Researchers at Yale uncovered a way that high-salt diets may trigger inflammation and possibly contribute to the development of autoimmune diseases such as multiple sclerosis (MS).
Their study, “Activated β-catenin in Foxp3+ regulatory T cells links inflammatory environments to autoimmunity,” was recently published in the journal Nature Immunology.
This link involves a specific type of immune cell called Tregs, or regulatory T-cells. There are several different types of T-cells that work together to maintain a functioning, but not hyperactive, immune system. Treg cells, as their name implies, regulate other T-cells, and suppress the immune response. In this way, Treg cells prevent aberrant autoimmunity.
In patients with MS or other autoimmune disorders, the number of Treg cells is often normal, suggesting that it is the activity of these cells that is altered in disease.
Treg activity can be measured by the production of specific circulating signaling molecules or cytokines. For instance, production of IFN-γ indicates dysfunctional Tregs, and it is seen in patients with autoimmunity disorders and in cancer.
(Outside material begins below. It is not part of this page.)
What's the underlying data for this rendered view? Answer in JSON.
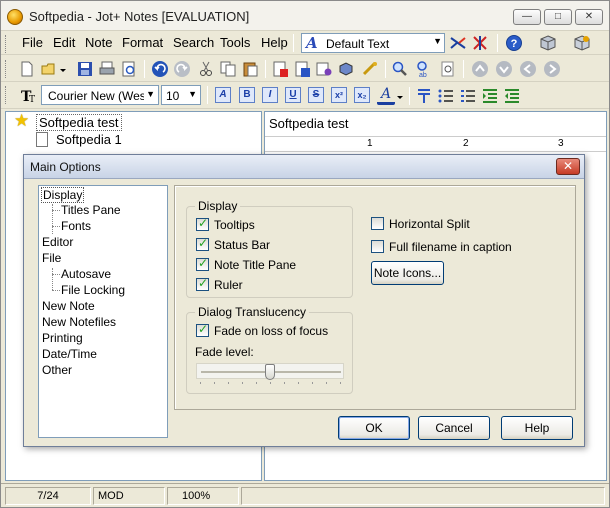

Tregs that produce the IL-10 cytokine are active and suppress the immune response. Therefore, the balance between IFN-γ and IL-10 production in Treg cells is central in maintaining a healthy immune system.
Autoimmune disorders such as MS result from a combination of genetic and environmental factors. Several environmental factors reported to be associated with an increased MS risk include vitamin D insufficiency, smoking, obesity, and a high-salt diet.
Mouse studies have shown that high-salt diets disrupt the workings (function) of Tregs by increasing IFN-γ expression.
In the current study, the link between a high-salt diet and autoimmunity is further explored, and a precise mechanism is defined. Researchers show that the balance between IFN-γ and IL-10 is skewed toward non-functioning Tregs and IFN-γ production in both samples from MS patients and mouse models on a high-salt diet.
To better understand why this balance is skewed, researchers screened a large number of genes and identified one protein, β-catenin, as a central player in regulating Treg function. β-catenin is part of a signaling pathway known to contribute to inflammation and cancer progression.
More in-depth analysis revealed that β-catenin works with another molecule called PTGER2 (prostaglandin E receptor 2), which is uniquely upregulated in response to high-salt conditions. These two molecules activate each other to maintain a pro-inflammatory environment by modulating Treg function.
“Our findings reveal a novel PTGER2–β-catenin loop in Treg cells linking environmental high-salt conditions to autoimmunity” including MS, the researchers concluded.